Data about app and page elements
*****

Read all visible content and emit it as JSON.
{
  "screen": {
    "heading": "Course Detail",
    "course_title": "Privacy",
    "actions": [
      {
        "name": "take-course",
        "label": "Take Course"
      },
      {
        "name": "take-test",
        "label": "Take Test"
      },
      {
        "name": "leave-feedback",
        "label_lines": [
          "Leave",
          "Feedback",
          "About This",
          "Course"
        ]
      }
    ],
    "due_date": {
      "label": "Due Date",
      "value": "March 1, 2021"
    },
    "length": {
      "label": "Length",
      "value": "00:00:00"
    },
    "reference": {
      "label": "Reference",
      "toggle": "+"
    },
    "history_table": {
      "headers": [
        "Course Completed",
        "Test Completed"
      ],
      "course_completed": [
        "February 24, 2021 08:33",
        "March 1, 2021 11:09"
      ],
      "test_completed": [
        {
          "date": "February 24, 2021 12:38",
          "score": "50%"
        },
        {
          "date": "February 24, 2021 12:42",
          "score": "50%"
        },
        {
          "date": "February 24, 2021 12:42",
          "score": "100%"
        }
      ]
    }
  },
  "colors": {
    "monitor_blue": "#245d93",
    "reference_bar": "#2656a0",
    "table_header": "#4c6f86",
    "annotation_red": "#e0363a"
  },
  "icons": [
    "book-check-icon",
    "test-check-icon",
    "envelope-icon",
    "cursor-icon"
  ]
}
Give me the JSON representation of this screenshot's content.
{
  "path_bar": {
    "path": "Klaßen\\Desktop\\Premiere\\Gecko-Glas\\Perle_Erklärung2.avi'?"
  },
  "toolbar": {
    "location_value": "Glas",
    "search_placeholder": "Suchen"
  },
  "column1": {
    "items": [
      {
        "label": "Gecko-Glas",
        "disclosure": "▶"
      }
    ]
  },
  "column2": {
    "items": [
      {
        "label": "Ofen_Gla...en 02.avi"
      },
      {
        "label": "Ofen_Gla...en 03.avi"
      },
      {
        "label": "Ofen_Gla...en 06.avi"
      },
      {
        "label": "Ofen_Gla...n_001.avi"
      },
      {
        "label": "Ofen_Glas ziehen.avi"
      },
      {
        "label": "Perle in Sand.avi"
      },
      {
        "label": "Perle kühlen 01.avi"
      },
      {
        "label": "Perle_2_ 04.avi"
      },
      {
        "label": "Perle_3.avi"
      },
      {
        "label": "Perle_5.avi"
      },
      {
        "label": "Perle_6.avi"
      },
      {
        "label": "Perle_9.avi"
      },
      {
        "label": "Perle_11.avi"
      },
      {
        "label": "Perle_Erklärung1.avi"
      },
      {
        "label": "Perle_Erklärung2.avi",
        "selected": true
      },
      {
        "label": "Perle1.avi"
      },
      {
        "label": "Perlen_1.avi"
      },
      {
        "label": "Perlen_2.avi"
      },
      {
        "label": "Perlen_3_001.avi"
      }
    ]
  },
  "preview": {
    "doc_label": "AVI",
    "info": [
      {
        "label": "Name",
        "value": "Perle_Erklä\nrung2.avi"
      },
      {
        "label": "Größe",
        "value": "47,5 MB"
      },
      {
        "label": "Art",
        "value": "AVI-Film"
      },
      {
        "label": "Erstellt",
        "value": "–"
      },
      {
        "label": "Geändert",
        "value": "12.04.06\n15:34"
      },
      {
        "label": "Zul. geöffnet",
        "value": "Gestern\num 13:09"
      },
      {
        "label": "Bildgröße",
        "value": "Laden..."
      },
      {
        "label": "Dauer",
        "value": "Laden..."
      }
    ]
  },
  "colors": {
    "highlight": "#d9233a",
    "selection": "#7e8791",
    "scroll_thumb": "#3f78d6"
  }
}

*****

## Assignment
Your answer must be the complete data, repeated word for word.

## Exercise solution
Read all visible content and emit it as JSON.
{
  "screen": {
    "heading": "Course Detail",
    "course_title": "Privacy",
    "actions": [
      {
        "name": "take-course",
        "label": "Take Course"
      },
      {
        "name": "take-test",
        "label": "Take Test"
      },
      {
        "name": "leave-feedback",
        "label_lines": [
          "Leave",
          "Feedback",
          "About This",
          "Course"
        ]
      }
    ],
    "due_date": {
      "label": "Due Date",
      "value": "March 1, 2021"
    },
    "length": {
      "label": "Length",
      "value": "00:00:00"
    },
    "reference": {
      "label": "Reference",
      "toggle": "+"
    },
    "history_table": {
      "headers": [
        "Course Completed",
        "Test Completed"
      ],
      "course_completed": [
        "February 24, 2021 08:33",
        "March 1, 2021 11:09"
      ],
      "test_completed": [
        {
          "date": "February 24, 2021 12:38",
          "score": "50%"
        },
        {
          "date": "February 24, 2021 12:42",
          "score": "50%"
        },
        {
          "date": "February 24, 2021 12:42",
          "score": "100%"
        }
      ]
    }
  },
  "colors": {
    "monitor_blue": "#245d93",
    "reference_bar": "#2656a0",
    "table_header": "#4c6f86",
    "annotation_red": "#e0363a"
  },
  "icons": [
    "book-check-icon",
    "test-check-icon",
    "envelope-icon",
    "cursor-icon"
  ]
}
Give me the JSON representation of this screenshot's content.
{
  "path_bar": {
    "path": "Klaßen\\Desktop\\Premiere\\Gecko-Glas\\Perle_Erklärung2.avi'?"
  },
  "toolbar": {
    "location_value": "Glas",
    "search_placeholder": "Suchen"
  },
  "column1": {
    "items": [
      {
        "label": "Gecko-Glas",
        "disclosure": "▶"
      }
    ]
  },
  "column2": {
    "items": [
      {
        "label": "Ofen_Gla...en 02.avi"
      },
      {
        "label": "Ofen_Gla...en 03.avi"
      },
      {
        "label": "Ofen_Gla...en 06.avi"
      },
      {
        "label": "Ofen_Gla...n_001.avi"
      },
      {
        "label": "Ofen_Glas ziehen.avi"
      },
      {
        "label": "Perle in Sand.avi"
      },
      {
        "label": "Perle kühlen 01.avi"
      },
      {
        "label": "Perle_2_ 04.avi"
      },
      {
        "label": "Perle_3.avi"
      },
      {
        "label": "Perle_5.avi"
      },
      {
        "label": "Perle_6.avi"
      },
      {
        "label": "Perle_9.avi"
      },
      {
        "label": "Perle_11.avi"
      },
      {
        "label": "Perle_Erklärung1.avi"
      },
      {
        "label": "Perle_Erklärung2.avi",
        "selected": true
      },
      {
        "label": "Perle1.avi"
      },
      {
        "label": "Perlen_1.avi"
      },
      {
        "label": "Perlen_2.avi"
      },
      {
        "label": "Perlen_3_001.avi"
      }
    ]
  },
  "preview": {
    "doc_label": "AVI",
    "info": [
      {
        "label": "Name",
        "value": "Perle_Erklä\nrung2.avi"
      },
      {
        "label": "Größe",
        "value": "47,5 MB"
      },
      {
        "label": "Art",
        "value": "AVI-Film"
      },
      {
        "label": "Erstellt",
        "value": "–"
      },
      {
        "label": "Geändert",
        "value": "12.04.06\n15:34"
      },
      {
        "label": "Zul. geöffnet",
        "value": "Gestern\num 13:09"
      },
      {
        "label": "Bildgröße",
        "value": "Laden..."
      },
      {
        "label": "Dauer",
        "value": "Laden..."
      }
    ]
  },
  "colors": {
    "highlight": "#d9233a",
    "selection": "#7e8791",
    "scroll_thumb": "#3f78d6"
  }
}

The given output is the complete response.